  • Although several examples exist from the third century of the children of Christians being baptized as infants, in all of the literature and collections of inscriptions from that century there is not a single example of Christian parents delaying the baptism of their children.
  • Neither the Ebionites, Novatians, Arians, Donatists, Montanists, nor any other early heresy refuted infant baptism; many were even noted as practicing it.
  • A significant parallel exists between Jewish proselyte baptism (when pagans were converted to Judaism) and early Christian baptism. The contacts between early Christian baptism and proselyte baptism, with the similarities in terminology, interpretation, symbolism, and the rite itself, are especially notable. What is of greatest interest, however, is that the baptism of the early Church followed that of proselyte baptism, in which children and infants were baptized with the convert's family. This is especially significant when one realizes that the very early Church was made up primarily of converted Jews.
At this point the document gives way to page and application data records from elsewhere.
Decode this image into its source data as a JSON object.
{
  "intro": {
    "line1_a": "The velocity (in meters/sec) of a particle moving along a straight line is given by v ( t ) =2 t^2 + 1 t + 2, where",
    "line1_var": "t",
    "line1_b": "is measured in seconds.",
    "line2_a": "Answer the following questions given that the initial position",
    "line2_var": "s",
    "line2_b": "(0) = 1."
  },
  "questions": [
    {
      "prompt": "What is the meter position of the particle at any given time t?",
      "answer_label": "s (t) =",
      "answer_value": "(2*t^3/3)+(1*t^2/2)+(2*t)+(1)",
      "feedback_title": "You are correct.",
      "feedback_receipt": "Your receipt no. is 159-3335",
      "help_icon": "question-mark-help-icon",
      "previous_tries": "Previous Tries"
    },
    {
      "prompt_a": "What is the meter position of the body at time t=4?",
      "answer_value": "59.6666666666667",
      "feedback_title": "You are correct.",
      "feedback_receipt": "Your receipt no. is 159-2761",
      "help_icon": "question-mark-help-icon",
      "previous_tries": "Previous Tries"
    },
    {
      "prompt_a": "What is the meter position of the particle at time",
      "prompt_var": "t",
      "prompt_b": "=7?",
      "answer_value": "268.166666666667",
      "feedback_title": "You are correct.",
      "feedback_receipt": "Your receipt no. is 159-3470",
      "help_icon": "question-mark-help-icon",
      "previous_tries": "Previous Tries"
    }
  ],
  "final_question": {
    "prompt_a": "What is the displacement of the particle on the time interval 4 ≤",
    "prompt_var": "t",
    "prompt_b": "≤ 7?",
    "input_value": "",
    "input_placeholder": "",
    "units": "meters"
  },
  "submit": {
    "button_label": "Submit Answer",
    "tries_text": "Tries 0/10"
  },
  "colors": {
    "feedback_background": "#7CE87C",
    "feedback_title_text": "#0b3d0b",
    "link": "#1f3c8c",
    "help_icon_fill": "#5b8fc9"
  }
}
  • If infant baptism is a later invention, when did it begin and who began it? Where did it originate?
  • Why are there no protests against the validity of infant baptism from anyone in the early Church?
  • Where is anything found in Scripture that expressly forbids the baptism of infants or children?
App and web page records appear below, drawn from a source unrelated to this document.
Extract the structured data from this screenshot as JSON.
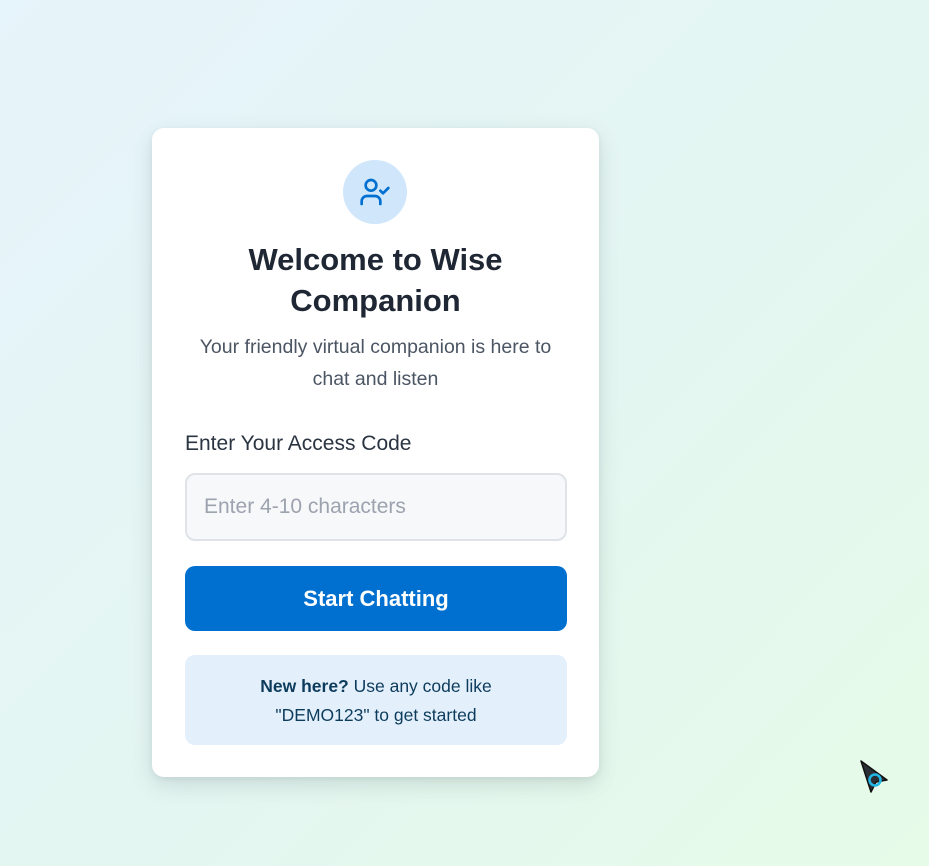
{
  "login": {
    "icon": "user-check-icon",
    "title": "Welcome to Wise Companion",
    "subtitle": "Your friendly virtual companion is here to chat and listen",
    "access_code_label": "Enter Your Access Code",
    "access_code_placeholder": "Enter 4-10 characters",
    "access_code_value": "",
    "submit_label": "Start Chatting",
    "hint_bold": "New here?",
    "hint_text": " Use any code like \"DEMO123\" to get started"
  },
  "colors": {
    "accent": "#0070d0",
    "avatar_bg": "#cfe6fb",
    "hint_bg": "#e3f0fc",
    "title_text": "#1e2733"
  }
}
  • How is it that God established a covenantal, corporate relationship with the tribes of Israel in the Old Testament, but you interpret the New Testament as abolishing the faith of an entire household with the father at its head in favor of a solely individualistic faith?
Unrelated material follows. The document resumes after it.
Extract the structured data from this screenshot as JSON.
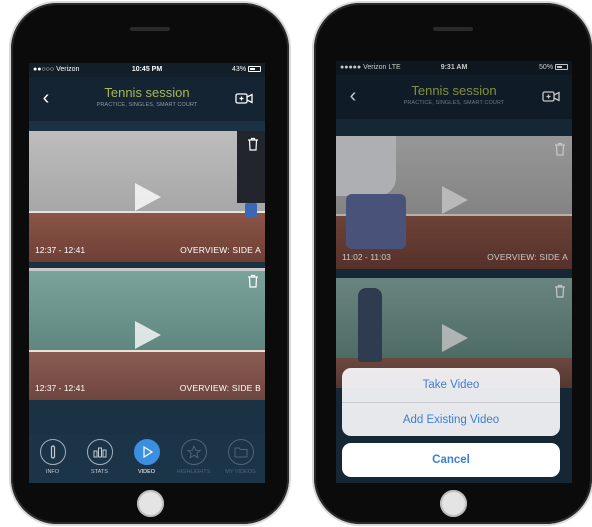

  • Where does Scripture prescribe any age for baptism?
  • Even if there were a special age when someone's faith reached "maturity," how could one discern that? Doesn't faith always mature? When is faith mature enough for baptism and when is it not? Who can judge?
  • Where in Scripture does it say that children are free from the effects of the Fall simply because they are not old enough to believe? (Even creation is under the curse of mankind's fall - Romans 8:19-21).
  • What about the many Biblical meanings and early Christian understandings of baptism other than the one defining it as a visible sign of inward repentance, meanings such as the sacrament of regeneration (Titus 3:5), a grafting into the body of Christ (1 Corinthians 12:13), a passage from the reign of Satan into Christ's authority (Romans 6:17), the expression of the manifestation of God (Luke 3:21,22), an admission into God's covenant (Colossians 2:11), the Lord's act of adoption and our putting on of Christ (Galatians 3:26,27)? Why should these things be taken away from the small child of a Christian family?
  • If it was the norm to baptize children at a later age, why is there no evidence in Scripture or early Church history of instruction given to parents on how to help their adolescent children prepare for baptism?
  • If it is granted that baptism is for the remission of sins, why would the Church ever want to give baptism to infants if there were nothing in the infants which needed remission? Would not the grace of baptism, in this context, seem superfluous?
  • In essence, laying aside all the polemics and prejudices and academic intricacies, what Scriptural principle is being violated if a child is baptized and matures in his faith?

There is a good reason why these questions are hard to answer for those who exclusively advocate adult baptism: infant baptism is not an innovation, it is the practice of the Early Church.

Christ Reigns!!